Leading manufacturers increasingly employ stakeholder research early in development to better identify the needs of patients and providers. This strategy can build in compelling asset value during development, help avoid pitfalls and better inform go/no-go decisions earlier to avoid costly development delays or even dead-ends.
Rare disease drug development already faces multiple hurdles: disease understanding, study design creation and perhaps most importantly, access to limited patient populations. Strategically incorporating stakeholder research at the earliest stages of development can help address one of the most basic questions from the start: does it make economic sense to continue to invest in the development of this orphan drug?
Answering this question requires an examination of the current and future treatment landscape to understand a number of key factors. These factors include the needs of the limited patient population, the efficacy of any existing or anticipated future treatments, as well as market reaction to introduction of a new product.

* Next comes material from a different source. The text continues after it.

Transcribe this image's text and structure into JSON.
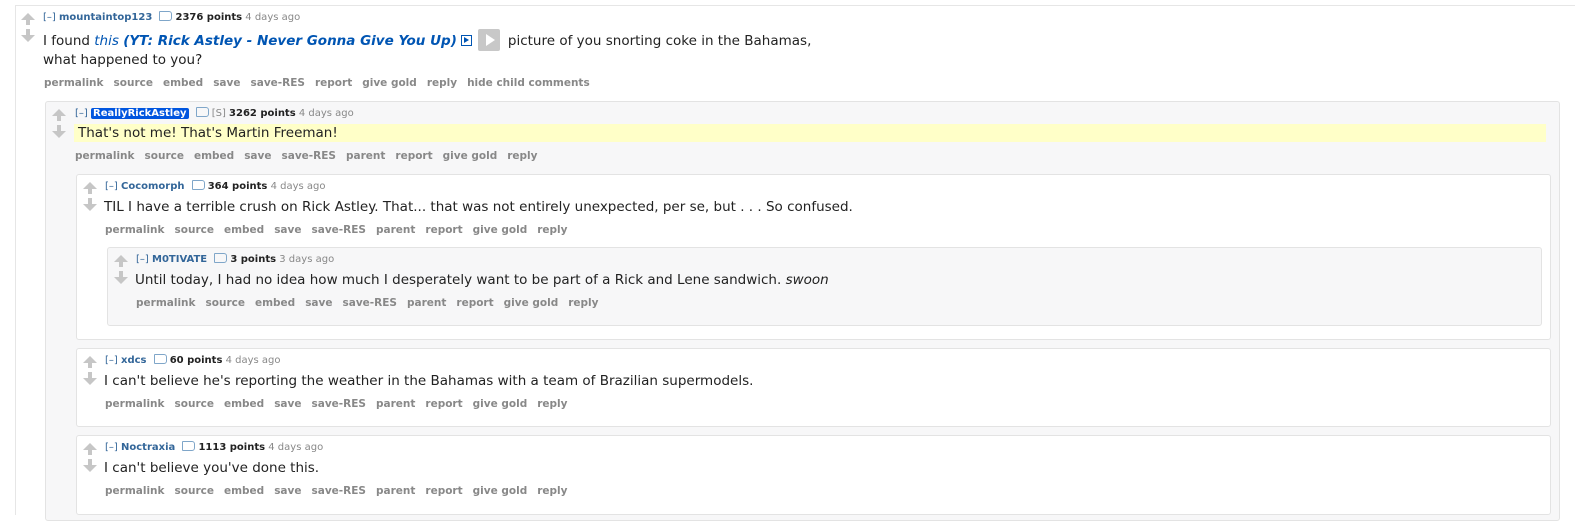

Stakeholder research enables sponsors to "fill in the blanks," calculate the potential risks earlier in their development process and make more informed go/no-go decisions, before investing significant resources along the orphan drug pathway to market.
Even if a product is deemed safe and effective, sponsors must consider how it is positioned against competing products to avoid ending up on the "me-to" product shelf. As more orphan drug applications receive approval, preference for one drug at the expense of another becomes a real commercial risk for sponsors. An example of this is currently unfolding with competing immunotherapies targeting the same type of rare lung cancer.

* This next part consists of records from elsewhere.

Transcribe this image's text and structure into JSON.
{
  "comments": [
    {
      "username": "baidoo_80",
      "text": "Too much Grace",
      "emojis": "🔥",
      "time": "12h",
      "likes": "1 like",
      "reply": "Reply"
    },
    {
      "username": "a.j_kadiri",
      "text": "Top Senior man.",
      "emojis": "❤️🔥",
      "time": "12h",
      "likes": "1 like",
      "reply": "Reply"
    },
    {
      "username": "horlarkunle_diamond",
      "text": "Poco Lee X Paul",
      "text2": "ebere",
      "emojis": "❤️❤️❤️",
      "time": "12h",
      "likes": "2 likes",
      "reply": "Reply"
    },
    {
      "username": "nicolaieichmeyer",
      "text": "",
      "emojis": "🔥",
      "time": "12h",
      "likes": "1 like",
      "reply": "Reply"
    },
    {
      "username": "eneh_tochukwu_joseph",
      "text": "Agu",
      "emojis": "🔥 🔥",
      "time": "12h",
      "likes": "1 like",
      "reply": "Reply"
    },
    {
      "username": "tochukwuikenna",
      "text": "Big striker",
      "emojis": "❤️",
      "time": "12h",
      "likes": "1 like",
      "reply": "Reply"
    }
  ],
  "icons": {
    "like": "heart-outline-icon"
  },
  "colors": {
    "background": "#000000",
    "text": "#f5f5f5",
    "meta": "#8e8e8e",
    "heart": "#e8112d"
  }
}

Identifying a commercially viable market niche is more likely as a result of defining the comparator for a clinical trial through stakeholder research. This valuable exercise can help position a product with meaningful differentiators so that it is more likely to achieve adequate reimbursement and a stronger market position.
Even if an orphan drug makes it to market, payers may reject a treatment if they deem the cost-effectiveness unacceptable, or if there is limited clinical evidence or comparative efficacy for the treatment. Sponsors face increasing scrutiny and pressure to justify their pricing, underscoring the need to account for possible pricing scenarios in both their development and market access strategies. Stakeholder research can bring these considerations to the forefront earlier in development, giving sponsors time to prepare compelling communications to payers and prescribers to justify the product's value proposition.

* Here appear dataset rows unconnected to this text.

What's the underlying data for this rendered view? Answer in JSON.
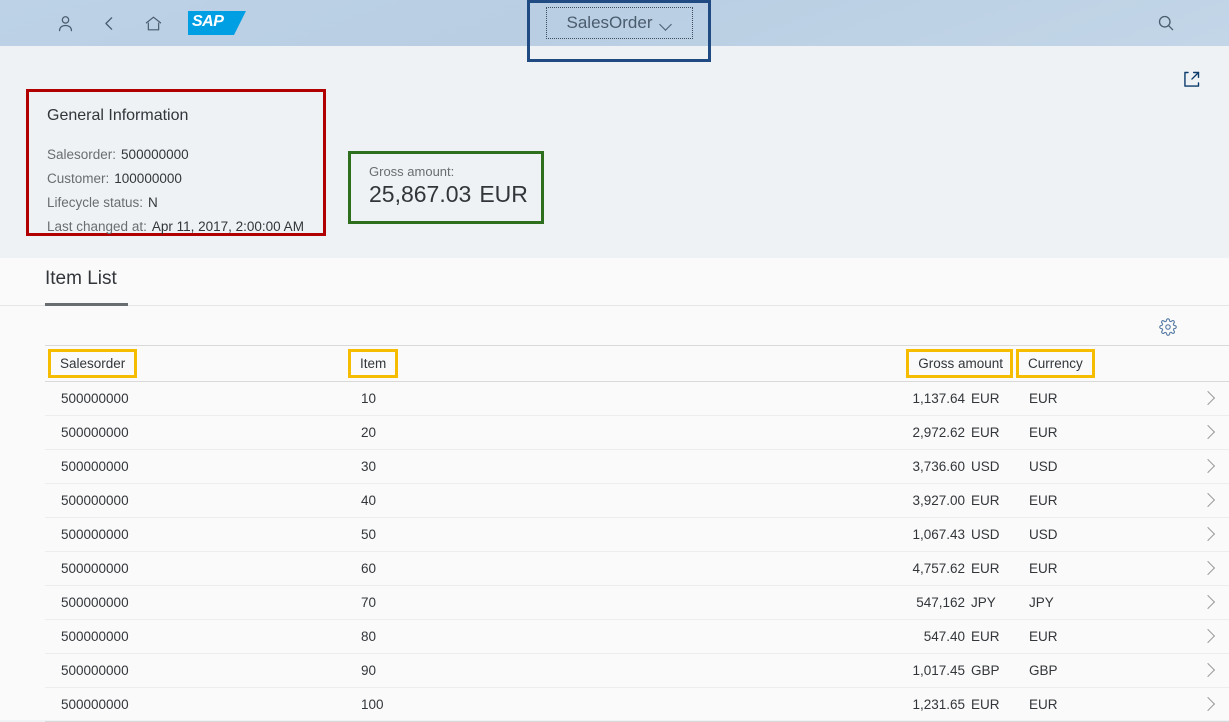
{
  "shell": {
    "icons": {
      "user": "user-icon",
      "back": "back-icon",
      "home": "home-icon",
      "logo": "sap-logo",
      "search": "search-icon"
    },
    "logo_text": "SAP",
    "app_title": "SalesOrder",
    "dropdown_icon": "chevron-down-icon"
  },
  "object_header": {
    "share_icon": "share-icon",
    "general_information": {
      "title": "General Information",
      "fields": [
        {
          "label": "Salesorder:",
          "value": "500000000"
        },
        {
          "label": "Customer:",
          "value": "100000000"
        },
        {
          "label": "Lifecycle status:",
          "value": "N"
        },
        {
          "label": "Last changed at:",
          "value": "Apr 11, 2017, 2:00:00 AM"
        }
      ]
    },
    "gross_amount": {
      "label": "Gross amount:",
      "value": "25,867.03",
      "currency": "EUR"
    }
  },
  "item_list": {
    "section_title": "Item List",
    "settings_icon": "gear-icon",
    "columns": {
      "salesorder": "Salesorder",
      "item": "Item",
      "gross_amount": "Gross amount",
      "currency": "Currency"
    },
    "rows": [
      {
        "salesorder": "500000000",
        "item": "10",
        "amount": "1,137.64",
        "unit": "EUR",
        "currency": "EUR"
      },
      {
        "salesorder": "500000000",
        "item": "20",
        "amount": "2,972.62",
        "unit": "EUR",
        "currency": "EUR"
      },
      {
        "salesorder": "500000000",
        "item": "30",
        "amount": "3,736.60",
        "unit": "USD",
        "currency": "USD"
      },
      {
        "salesorder": "500000000",
        "item": "40",
        "amount": "3,927.00",
        "unit": "EUR",
        "currency": "EUR"
      },
      {
        "salesorder": "500000000",
        "item": "50",
        "amount": "1,067.43",
        "unit": "USD",
        "currency": "USD"
      },
      {
        "salesorder": "500000000",
        "item": "60",
        "amount": "4,757.62",
        "unit": "EUR",
        "currency": "EUR"
      },
      {
        "salesorder": "500000000",
        "item": "70",
        "amount": "547,162",
        "unit": "JPY",
        "currency": "JPY"
      },
      {
        "salesorder": "500000000",
        "item": "80",
        "amount": "547.40",
        "unit": "EUR",
        "currency": "EUR"
      },
      {
        "salesorder": "500000000",
        "item": "90",
        "amount": "1,017.45",
        "unit": "GBP",
        "currency": "GBP"
      },
      {
        "salesorder": "500000000",
        "item": "100",
        "amount": "1,231.65",
        "unit": "EUR",
        "currency": "EUR"
      }
    ],
    "row_nav_icon": "chevron-right-icon"
  },
  "highlight_colors": {
    "title_box": "#1f4b82",
    "general_information_box": "#b00000",
    "gross_amount_box": "#2e6f1e",
    "column_header_box": "#f5bc00"
  }
}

Depending on the indication, stakeholder research usually encompasses a mix of perspectives including those from key opinion leaders, clinicians and prescribers, health economists, hospital payers, third-party payers and even health technology assessors.
As the voice of the patient, Patient Advocacy Groups are also significant stakeholders in rare disease drug development. Inclusion of this stakeholder group's perspectives helps to incorporate patient-centered health outcomes into clinical research and strengthens engagement between patients, families, caregivers and drug developers.
With the right mix and balance of stakeholders from multiple groups, valuable real-world data can be gathered to provide critical insights including:
While there is no effective standard of care with many rare diseases, stakeholders often are a source of valuable, if not critical insights into an improved understanding the disease, relevant biomarkers and clinical endpoints.
As stakeholder research helps to reveal key decision points and the development pathway, it is crucial that market access and drug development teams work together early in development. One of the key outputs of this early, joint team's efforts is the establishment and inclusion of strategic market recommendations in the clinical profile and prospective trial design. Working together with key stakeholders, sponsors can leverage real-world data to highlight the disease's burden on patients, describe the product's unique features to payers and better position the product to reach patients in need.